Write an eight-line poem in which at least one word is used repeatedly.

Guidelines for critique

What is the effect of the repetition?

In Other Words

A variation of repeating the same word is to use several different forms of the same word. Technical term for your collection: polyptoton.

The Greeks are strong and skillful in their strength,
Fierce to their skill, and in their fierceness valiant;
-- William Shakespeare

Exercise : Polyptoton

I just love that word.

Write an eight-line poem building a pattern by using one or more words in varied forms.

Guidelines for critique

What is the effect of the repetition?


Do you know what I was using in the opening paragraph?

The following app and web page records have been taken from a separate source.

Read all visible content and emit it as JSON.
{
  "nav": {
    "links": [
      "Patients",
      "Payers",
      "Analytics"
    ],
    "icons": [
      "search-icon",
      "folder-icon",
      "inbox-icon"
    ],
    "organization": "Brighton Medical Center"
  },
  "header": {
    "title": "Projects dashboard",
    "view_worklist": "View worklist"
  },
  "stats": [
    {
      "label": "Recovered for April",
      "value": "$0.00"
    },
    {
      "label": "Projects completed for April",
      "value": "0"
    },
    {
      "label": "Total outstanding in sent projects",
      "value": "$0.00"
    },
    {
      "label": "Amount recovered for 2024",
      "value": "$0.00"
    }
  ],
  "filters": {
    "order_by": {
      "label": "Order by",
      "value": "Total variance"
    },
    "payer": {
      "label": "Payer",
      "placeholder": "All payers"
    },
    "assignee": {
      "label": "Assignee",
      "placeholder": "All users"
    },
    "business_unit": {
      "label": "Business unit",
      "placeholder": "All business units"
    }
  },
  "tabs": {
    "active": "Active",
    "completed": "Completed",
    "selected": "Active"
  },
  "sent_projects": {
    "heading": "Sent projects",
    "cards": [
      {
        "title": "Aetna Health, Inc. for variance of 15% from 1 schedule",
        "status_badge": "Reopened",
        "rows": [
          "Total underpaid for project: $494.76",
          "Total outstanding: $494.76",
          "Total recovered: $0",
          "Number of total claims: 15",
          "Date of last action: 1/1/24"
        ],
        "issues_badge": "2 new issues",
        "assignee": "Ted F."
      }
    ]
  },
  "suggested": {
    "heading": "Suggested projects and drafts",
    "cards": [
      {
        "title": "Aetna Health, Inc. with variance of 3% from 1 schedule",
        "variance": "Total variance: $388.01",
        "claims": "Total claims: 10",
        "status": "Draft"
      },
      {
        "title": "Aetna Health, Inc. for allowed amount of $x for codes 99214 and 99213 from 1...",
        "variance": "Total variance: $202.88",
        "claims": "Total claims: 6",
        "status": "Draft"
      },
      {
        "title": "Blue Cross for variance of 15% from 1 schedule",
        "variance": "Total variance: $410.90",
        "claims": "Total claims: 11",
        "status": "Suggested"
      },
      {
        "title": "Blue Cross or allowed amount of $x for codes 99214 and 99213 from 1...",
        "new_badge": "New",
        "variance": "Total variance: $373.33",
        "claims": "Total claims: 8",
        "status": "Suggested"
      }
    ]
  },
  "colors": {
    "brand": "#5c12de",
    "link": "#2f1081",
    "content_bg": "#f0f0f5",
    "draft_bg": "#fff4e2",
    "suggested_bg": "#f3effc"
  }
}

That technique of repeated words at the beginnings of successive clauses or sentences is called "anaphora". Well, if you do like knowing technical terms, you now have another one.

When the repetition is at the end of successive clauses, or sentences, it is called "epistrophe". A famous example is from St. Paul, in I Corinthians:

When I was a child, I spoke as a child, I understood as a child: but when I became a man, I put away childish things.

Exercise : Repeated Phrases

Write an eight-line poem in which at least one phrase is used at least three times.

Guidelines for critique

What is the effect of the repetition?


Another type of repetition is the "refrain", a line or group of lines re-occurring throughout a piece. The refrain, "And Brutus is an honorable man," is all it takes to identify Antony's funeral oration for Julius Caesar, by William Shakespeare.

Exercise : Refrain

Write a poem of not less than 8, or more than 24 lines, that uses a refrain.

Guidelines for critique

How memorable is the refrain?

What is the effect of its use?

Forms of repetition

There are certain poetic forms, like the pantoum, that use the repetition of lines in set patterns. These will be covered in separate exercises.

Repetitions of Idea

A common Biblical pattern (mainly in the Old Testament) is "parallelism" - the repetition of the same thought in two different phrasings. This takes three forms:
Synonymous: One sense is repeated almost exactly.
My voice you will hear in the morning, Oh Lord;
in the morning I will direct it to you, and I will look up.
Synthetic: The second line progresses from the first.
They give drink to every beast of the field;
the wild asses quench their thirst.
Antithetical: The second is opposite to the first.
The wicked borrows and does not repay,
But the righteous shows mercy and gives.

The Bible isn't the only source of parallelism. Here is an example from Walt Whitman:

A noiseless patient spider,
I mark'd where on a little promontory it stood isolated,
Mark'd how to explore the vacant vast surrounding,
It launch'd forth filament, filament, filament, out of itself,
Ever unreeling them, ever tirelessly speeding them.

And you O my soul where you stand,
Surrounded, detached, in measureless oceans of space,
Ceaselessly musing, venturing, throwing, seeking the spheres to connect them,
Till the bridge you will need be form'd, till the ductile anchor hold,
Till the gossamer thread you fling catch somewhere, O my soul.

Exercise : Parallelism

Write a poem of at least ten lines, and not more than twenty, in which one idea is built upon in many repetitions to an ending that is either a synthesis or an antithesis.

Guidelines for critique

Can you identify the idea?

Can you follow the idea?

Is the parallelism effective?

What is the effect?

How strong is the ending?

And now --

Write On!